NCDOT to drivers on eclipse: Arrive early, stay put, and leave late

WILMINGTON, NC (WWAY) — “If you want to view the total eclipse, know where you’re going to be, know where you want to be, and make arrangements for everything you need in advance,” said Brian Rick, a communications officer with the North Carolina Department of Transportation.

In just one week, roads in southeastern North Carolina could be packed with travelers wanting to check out the solar eclipse.

The NCDOT is planning for this. They say you should “arrive early,” “stay put,” and “leave late.”

“Traffic will be heavy in certain areas and will be lighter in others, but I would say expect the worst case scenario where you are sharing the road with a lot of folks,” said Rick.

Watch for pedestrians and distracted drivers around you.

Turn your headlights on as the sunlight dims over the course of the afternoon.

And don’t try to view or take photos of the eclipse while driving, especially if you’ve been able to get your hands on some special eclipse glasses.

“Don’t use those while you’re driving, don’t be trying to eyeball the eclipse anyway, and especially when you’re behind the wheel of a car,” said Rick.

Most importantly, plan for a higher number of drivers on roads since people are clamoring to see something they’ve never experienced before.

“If you’re going to make that trip, be aware that you’re gonna be having a lot of company on the roads. It’s not gonna business as usual, travel as usual,” said Rick.

Nearly 200 million Americans live within a day’s drive of the path of totality and it’s likely some will choose our roads to get there.

Join us next Monday at 2 p.m. for our special eclipse coverage.
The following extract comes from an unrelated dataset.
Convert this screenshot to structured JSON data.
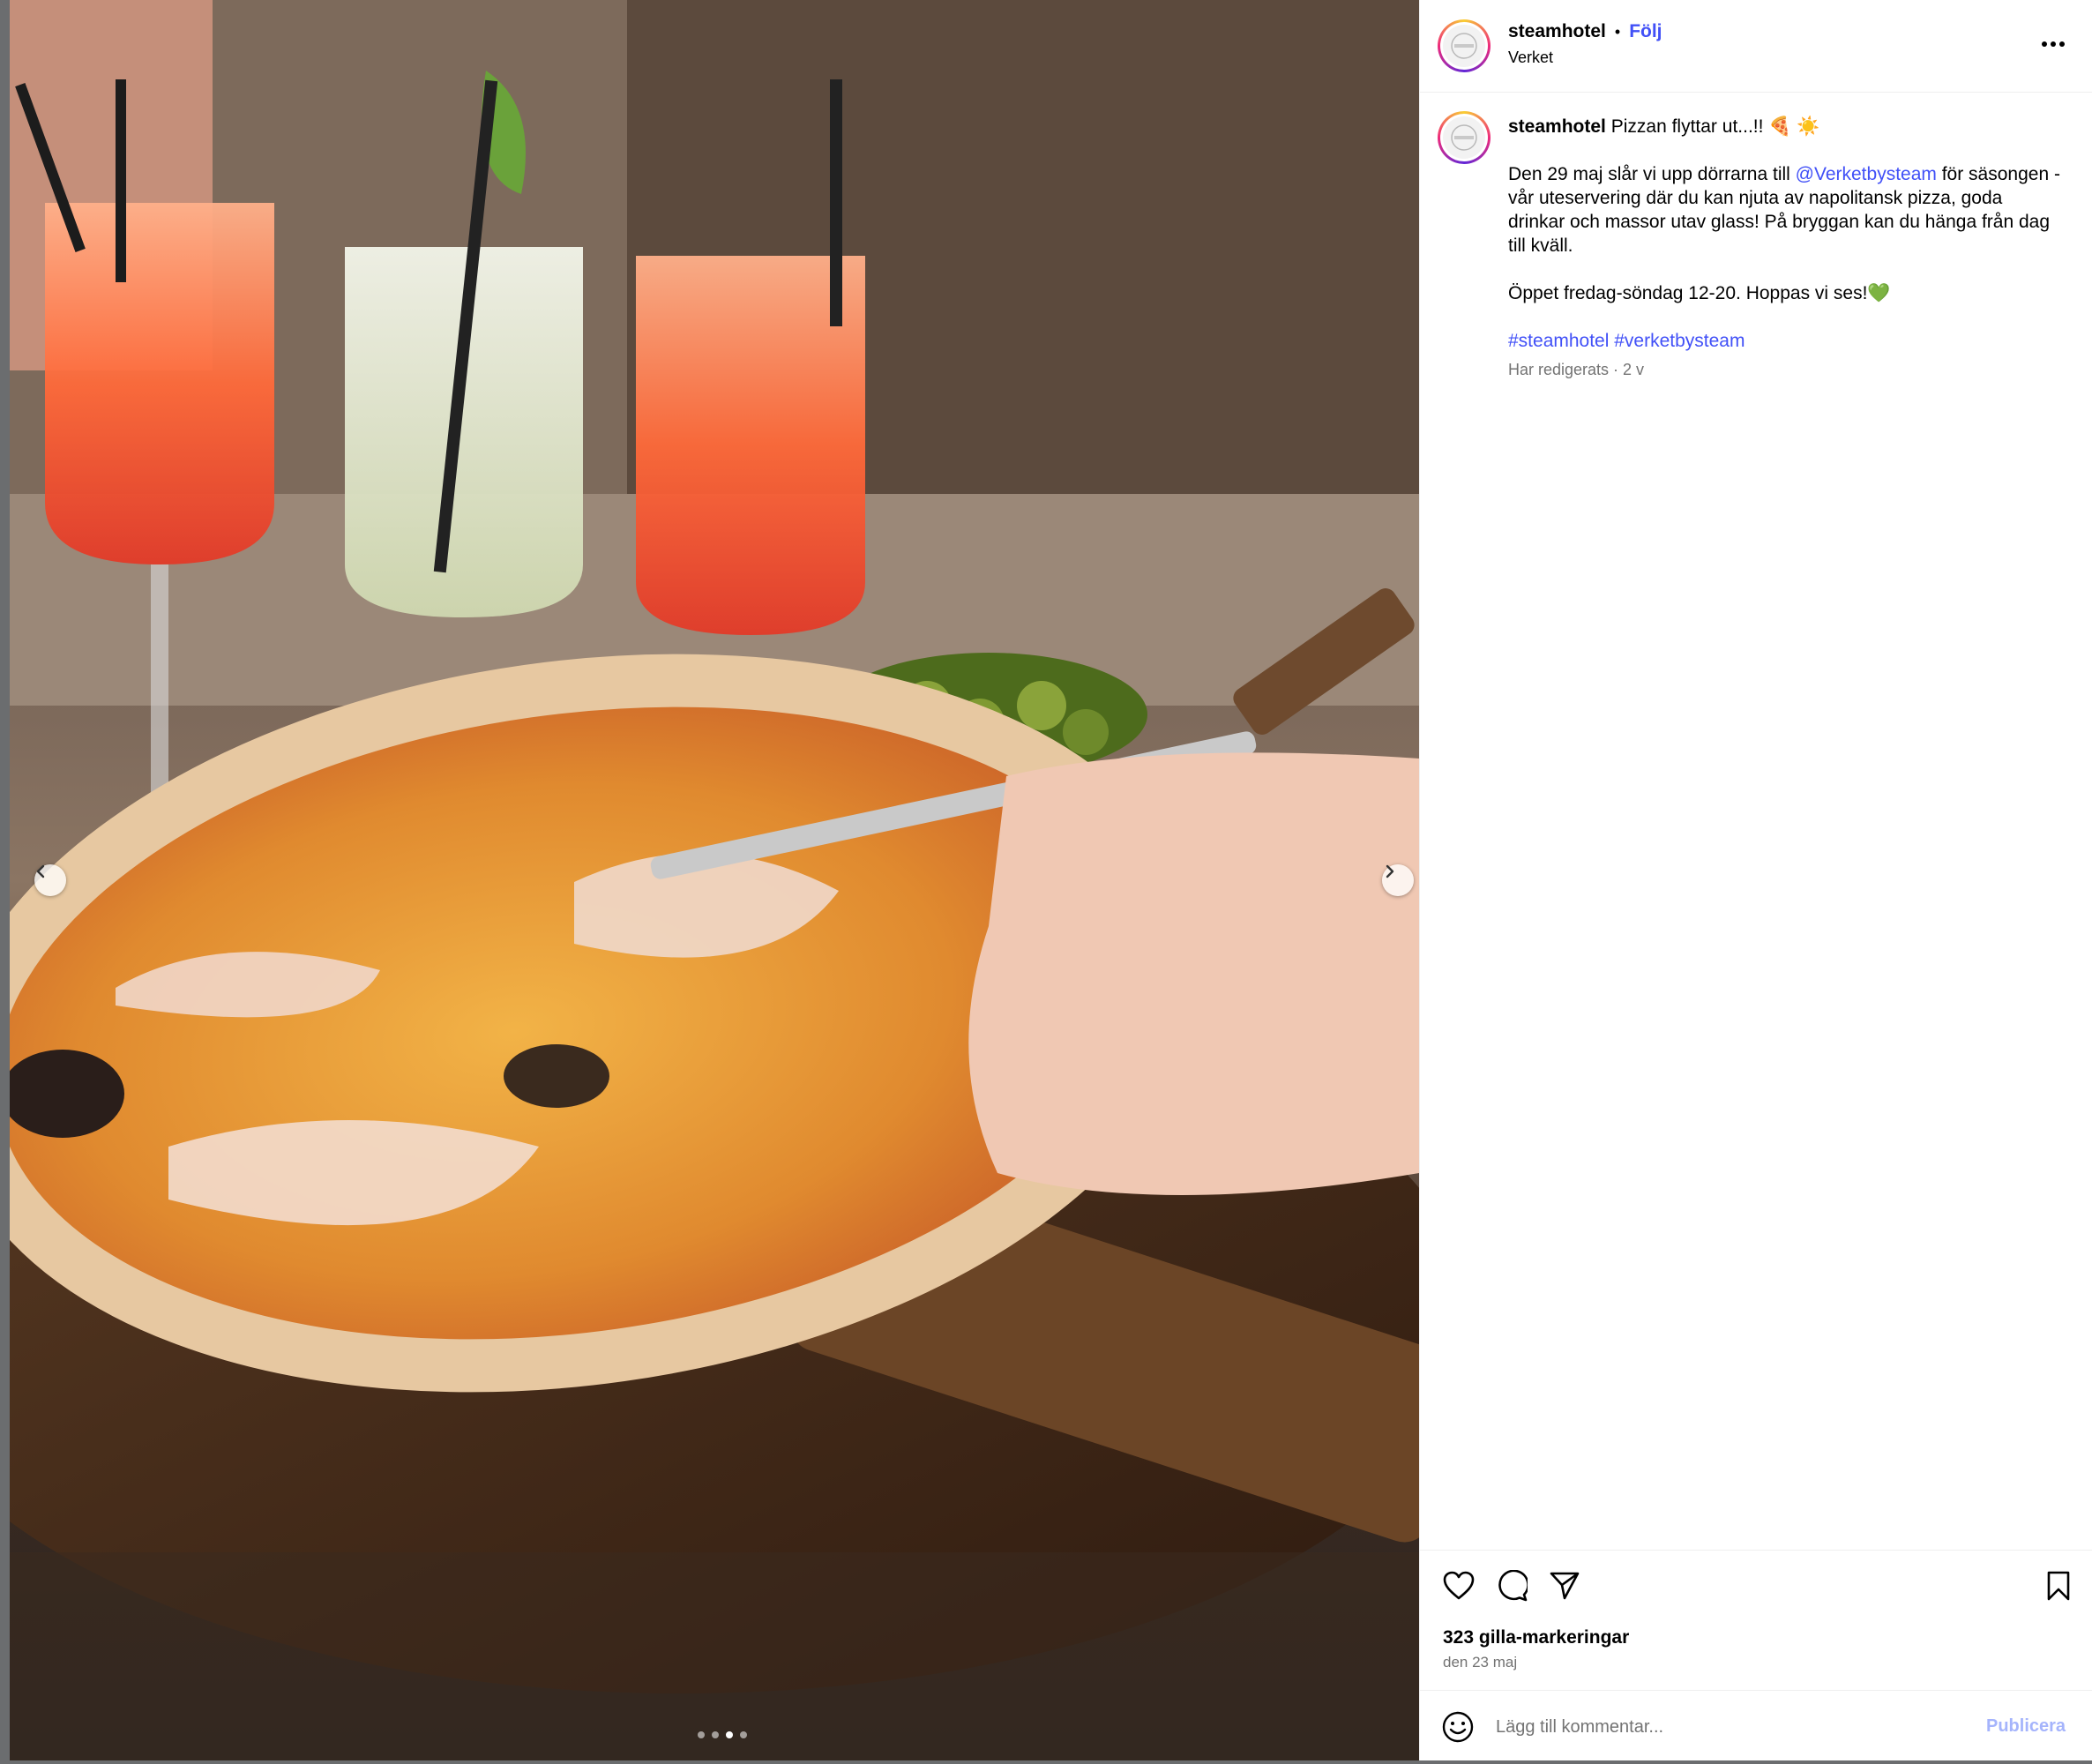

It will stream live on our website and our social media platforms so you can take it outside with you and interact with us. You won’t want to miss it.

Categories: Local, New Hanover